“It’s because the industry of country music doesn’t have a model in which black women succeed. So black women can’t succeed because the data doesn’t show them that it can,” said Jada.
“When an industry is obsessed with data, and data is driving its practices, it’s obsessed with the past. It’s obsessed with old practices. It’s not obsessed with finding new ways and building in any way for a future that is healthy. It ends up eating itself.”
And though it may seem tempting and easy to blame music streaming platforms for the inequalities, Jada noted that Spotify didn’t create this problem.
“This is inherited from like 100 years of a music industry that was built on segregation and gender discrimination,” she said.
Rob Arcand, a software engineer and news editor at Spin magazine, echoed her sentiments.
“There’s these terrible histories of Elvis and the Beatles ripping off black artists, Led Zeppelin and all this stuff. So, the music industry is racist and sexist to begin with.”

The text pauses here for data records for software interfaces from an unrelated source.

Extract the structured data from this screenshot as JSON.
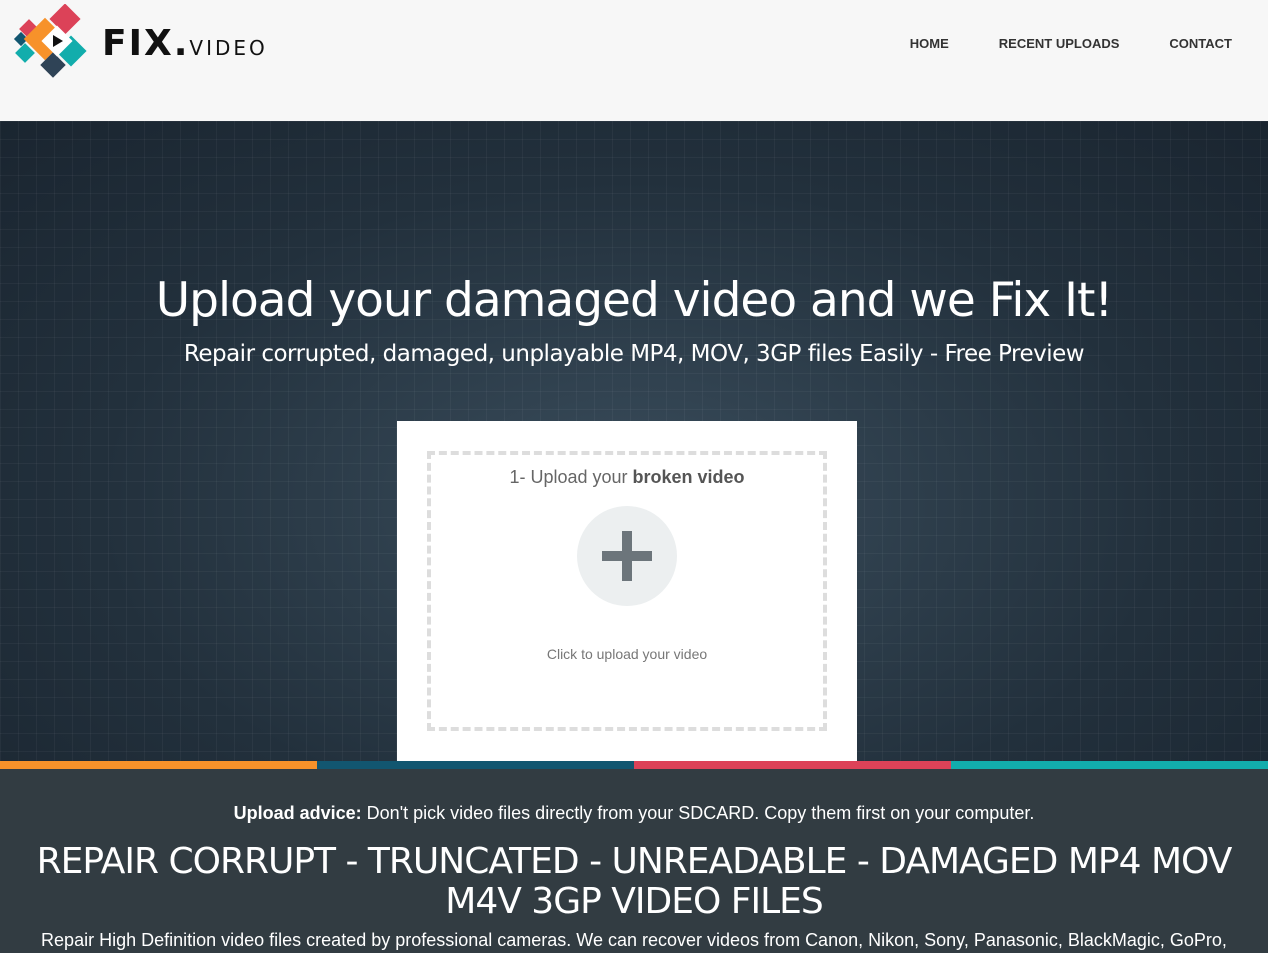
{
  "header": {
    "logo": {
      "main": "FIX.",
      "sub": "VIDEO"
    },
    "nav": [
      "HOME",
      "RECENT UPLOADS",
      "CONTACT"
    ]
  },
  "hero": {
    "title": "Upload your damaged video and we Fix It!",
    "subtitle": "Repair corrupted, damaged, unplayable MP4, MOV, 3GP files Easily - Free Preview",
    "upload": {
      "step": "1- Upload your ",
      "step_bold": "broken video",
      "hint": "Click to upload your video",
      "icon": "plus-icon"
    }
  },
  "colors": {
    "bars": [
      "#f7922a",
      "#125670",
      "#dc4258",
      "#12adac"
    ]
  },
  "footer": {
    "advice_label": "Upload advice:",
    "advice_text": " Don't pick video files directly from your SDCARD. Copy them first on your computer.",
    "headline": "REPAIR CORRUPT - TRUNCATED - UNREADABLE - DAMAGED MP4 MOV M4V 3GP VIDEO FILES",
    "description": "Repair High Definition video files created by professional cameras. We can recover videos from Canon, Nikon, Sony, Panasonic, BlackMagic, GoPro,"
  }
}
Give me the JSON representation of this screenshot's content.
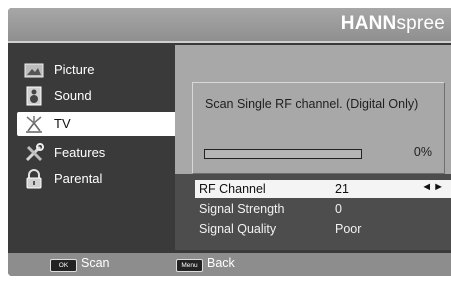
{
  "brand": {
    "bold": "HANN",
    "light": "spree"
  },
  "sidebar": {
    "items": [
      {
        "label": "Picture",
        "icon": "picture-icon",
        "selected": false
      },
      {
        "label": "Sound",
        "icon": "speaker-icon",
        "selected": false
      },
      {
        "label": "TV",
        "icon": "antenna-icon",
        "selected": true
      },
      {
        "label": "Features",
        "icon": "tools-icon",
        "selected": false
      },
      {
        "label": "Parental",
        "icon": "lock-icon",
        "selected": false
      }
    ]
  },
  "scan": {
    "title": "Scan Single RF channel. (Digital Only)",
    "progress_percent": 0,
    "progress_text": "0%"
  },
  "settings": {
    "rows": [
      {
        "label": "RF Channel",
        "value": "21",
        "selected": true,
        "arrows": "◄►"
      },
      {
        "label": "Signal Strength",
        "value": "0",
        "selected": false
      },
      {
        "label": "Signal Quality",
        "value": "Poor",
        "selected": false
      }
    ]
  },
  "footer": {
    "ok_key": "OK",
    "ok_label": "Scan",
    "menu_key": "Menu",
    "menu_label": "Back"
  },
  "colors": {
    "frame": "#3a3a3a",
    "panel": "#a8a8a8",
    "header": "#9a9a9a",
    "selected": "#ffffff"
  }
}
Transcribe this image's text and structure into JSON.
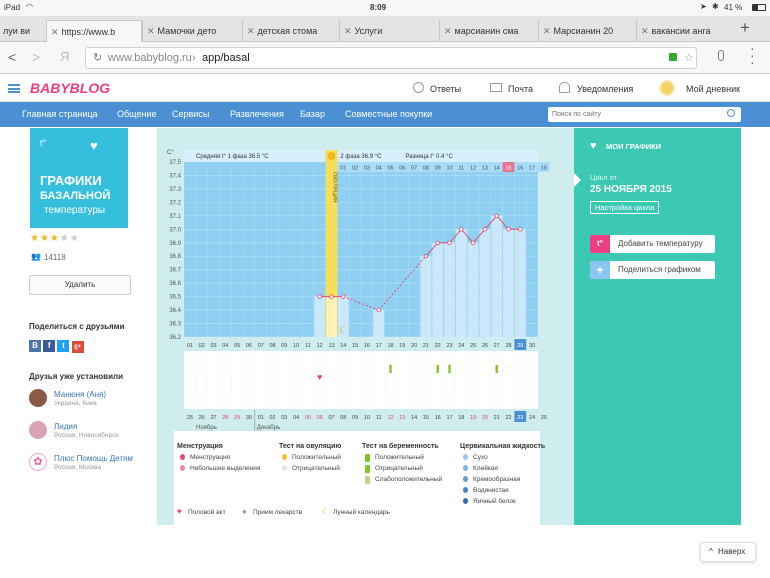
{
  "status_bar": {
    "device": "iPad",
    "time": "8:09",
    "battery": "41 %"
  },
  "browser": {
    "tabs": [
      {
        "label": "луи ви"
      },
      {
        "label": "https://www.b"
      },
      {
        "label": "Мамочки дето"
      },
      {
        "label": "детская стома"
      },
      {
        "label": "Услуги"
      },
      {
        "label": "марсианин сма"
      },
      {
        "label": "Марсианин 20"
      },
      {
        "label": "вакансии анга"
      }
    ],
    "new_tab": "+",
    "back": "<",
    "forward": ">",
    "search_glyph": "Я",
    "url_host": "www.babyblog.ru",
    "url_sep": "›",
    "url_path": "app/basal"
  },
  "site": {
    "logo": "BABYBLOG",
    "header_links": [
      {
        "label": "Ответы"
      },
      {
        "label": "Почта"
      },
      {
        "label": "Уведомления"
      },
      {
        "label": "Мой дневник"
      }
    ],
    "nav": [
      {
        "label": "Главная страница"
      },
      {
        "label": "Общение"
      },
      {
        "label": "Сервисы"
      },
      {
        "label": "Развлечения"
      },
      {
        "label": "Базар"
      },
      {
        "label": "Совместные покупки"
      }
    ],
    "search_placeholder": "Поиск по сайту"
  },
  "app": {
    "banner": {
      "temp_sign": "t°",
      "line1": "ГРАФИКИ",
      "line2": "БАЗАЛЬНОЙ",
      "line3": "температуры"
    },
    "rating": 3,
    "max_rating": 5,
    "users_count": "14118",
    "delete_label": "Удалить",
    "share_title": "Поделиться с друзьями",
    "share_icons": [
      "vk-icon",
      "facebook-icon",
      "twitter-icon",
      "gplus-icon"
    ],
    "share_letters": [
      "В",
      "f",
      "t",
      "g+"
    ],
    "friends_title": "Друзья уже установили",
    "friends": [
      {
        "name": "Манюня (Аня)",
        "location": "Украина, Киев"
      },
      {
        "name": "Лидия",
        "location": "Россия, Новосибирск"
      },
      {
        "name": "Плюс Помощь Детям",
        "location": "Россия, Москва"
      }
    ]
  },
  "sidebar": {
    "title": "МОИ ГРАФИКИ",
    "cycle_label": "Цикл от",
    "cycle_date": "25 НОЯБРЯ 2015",
    "settings_label": "Настройка цикла",
    "add_temp_label": "Добавить температуру",
    "share_chart_label": "Поделиться графиком"
  },
  "chart_data": {
    "type": "line",
    "y_unit": "C°",
    "ylim": [
      36.2,
      37.5
    ],
    "y_ticks": [
      "37.5",
      "37.4",
      "37.3",
      "37.2",
      "37.1",
      "37.0",
      "36.9",
      "36.8",
      "36.7",
      "36.6",
      "36.5",
      "36.4",
      "36.3",
      "36.2"
    ],
    "phase1_label": "Средняя t° 1 фаза 36.5 °С",
    "phase2_label": "2 фаза 36.9 °С",
    "diff_label": "Разница t° 0.4 °С",
    "ovulation_label": "ОВУЛЯЦИЯ",
    "cycle_days": [
      "01",
      "02",
      "03",
      "04",
      "05",
      "06",
      "07",
      "08",
      "09",
      "10",
      "11",
      "12",
      "13",
      "14",
      "15",
      "16",
      "17",
      "18",
      "19",
      "20",
      "21",
      "22",
      "23",
      "24",
      "25",
      "26",
      "27",
      "28",
      "29",
      "30"
    ],
    "phase2_day_numbers": [
      "01",
      "02",
      "03",
      "04",
      "05",
      "06",
      "07",
      "08",
      "09",
      "10",
      "11",
      "12",
      "13",
      "14",
      "15",
      "16",
      "17",
      "18"
    ],
    "highlight_phase_day": "15",
    "current_cycle_day": "29",
    "ovulation_day": "13",
    "measurements": [
      {
        "day": "12",
        "temp": 36.5
      },
      {
        "day": "13",
        "temp": 36.5
      },
      {
        "day": "14",
        "temp": 36.5
      },
      {
        "day": "17",
        "temp": 36.4
      },
      {
        "day": "21",
        "temp": 36.8
      },
      {
        "day": "22",
        "temp": 36.9
      },
      {
        "day": "23",
        "temp": 36.9
      },
      {
        "day": "24",
        "temp": 37.0
      },
      {
        "day": "25",
        "temp": 36.9
      },
      {
        "day": "26",
        "temp": 37.0
      },
      {
        "day": "27",
        "temp": 37.1
      },
      {
        "day": "28",
        "temp": 37.0
      },
      {
        "day": "29",
        "temp": 37.0
      }
    ],
    "intercourse_day": "12",
    "moon_day": "14",
    "pregnancy_test_days": [
      "18",
      "22",
      "23",
      "27"
    ],
    "dates": [
      "25",
      "26",
      "27",
      "28",
      "29",
      "30",
      "01",
      "02",
      "03",
      "04",
      "05",
      "06",
      "07",
      "08",
      "09",
      "10",
      "11",
      "12",
      "13",
      "14",
      "15",
      "16",
      "17",
      "18",
      "19",
      "20",
      "21",
      "22",
      "23",
      "24",
      "25"
    ],
    "weekend_dates": [
      "28",
      "29",
      "05",
      "06",
      "12",
      "13",
      "19",
      "20"
    ],
    "current_date": "23",
    "month_labels": [
      "Ноябрь",
      "Декабрь"
    ]
  },
  "legend": {
    "groups": [
      {
        "title": "Менструация",
        "items": [
          "Менструация",
          "Небольшие выделения"
        ]
      },
      {
        "title": "Тест на овуляцию",
        "items": [
          "Положительный",
          "Отрицательный"
        ]
      },
      {
        "title": "Тест на беременность",
        "items": [
          "Положительный",
          "Отрицательный",
          "Слабоположительный"
        ]
      },
      {
        "title": "Цервикальная жидкость",
        "items": [
          "Сухо",
          "Клейкая",
          "Кремообразная",
          "Водянистая",
          "Яичный белок"
        ]
      }
    ],
    "extras": [
      "Половой акт",
      "Прием лекарств",
      "Лунный календарь"
    ]
  },
  "back_to_top": "Наверх",
  "colors": {
    "brand": "#ed3e84",
    "nav": "#4a90d2",
    "chart_bar": "#cbe8fb",
    "chart_bg": "#8fd0f2",
    "teal": "#3bc9b3",
    "line": "#e24b6e",
    "ovulation": "#f6de5b"
  }
}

It is also impossible to separate the moneyed interests of a company like Spotify with how it decides to curate music for its users. Their recommendations are directly linked with their desire to capture users for as long as possible, Liz said.
“Streaming services are focused on engagement like all other companies across the platform economy. They don’t want to lose you as a listener, they want to keep you engaged and listening and streaming,” she said. “You’re not going to discover anything adventurous or strange or challenging to be served recommendations of things.”
Music platforms gravitate toward recommending music that can be considered background music: music that is not obtrusive or distracting and can be played at a low volume while the user does something else,” she said.
Music recommendations are also highly influenced by major labels and other record labels, Liz added.
“The music that you see on the front page, there is this illusion that you have a lot of music to choose from, but oftentimes what you are being shown is actually highly curated and influenced by lots of different people making decisions to make the people who they have financial responsibilities to happy.”
These recommender dynamics are especially troubling during a pandemic where artists have lost touring as a source of revenue. Because so much of our activity has moved online and accessing music by way of streaming is more of a lifeline, critically examining them has become even more pressing.
Spotify, Apple Music and the like do not seem to be the savior solutions they were once thought to be. They replicate power imbalances and unequal representation in the music industry. They prioritize safer music to guarantee and maximize user engagement. They don’t pay artists as well as originally envisioned.
I’m trying to think my way through what it might look like to fix these problems.
The younger version of me misses the democratic distribution of the early-to-mid 2000s music blog culture. We stand to lose something when we grant another entity total power over what gets pushed into our music feed.
I want the possibility for listeners to actually be challenged and surprised and feel something akin to the excitement I felt when I came across new and older music.
On the other hand, I do recognize that there is an unmistakable ease of access and navigation in streaming platforms. I know that not everyone has the same luxury of time and sheer will to drive their own car through a vast musical terrain. Maybe we could keep that.
But I do not wish to return to a model predicated on music piracy. How can we pay artists well for their creative work while creating a central sustainable hub for listening?
I wonder if it is possible to retain the recommender systems while actively working against reproducing inequalities that have continued to disadvantage artists by race, gender and sexuality?
Just as music helped me map my way to myself, I hope that these reflections help us figure out how we might map our way to a relationship with music that is fair, equitable, and authentic.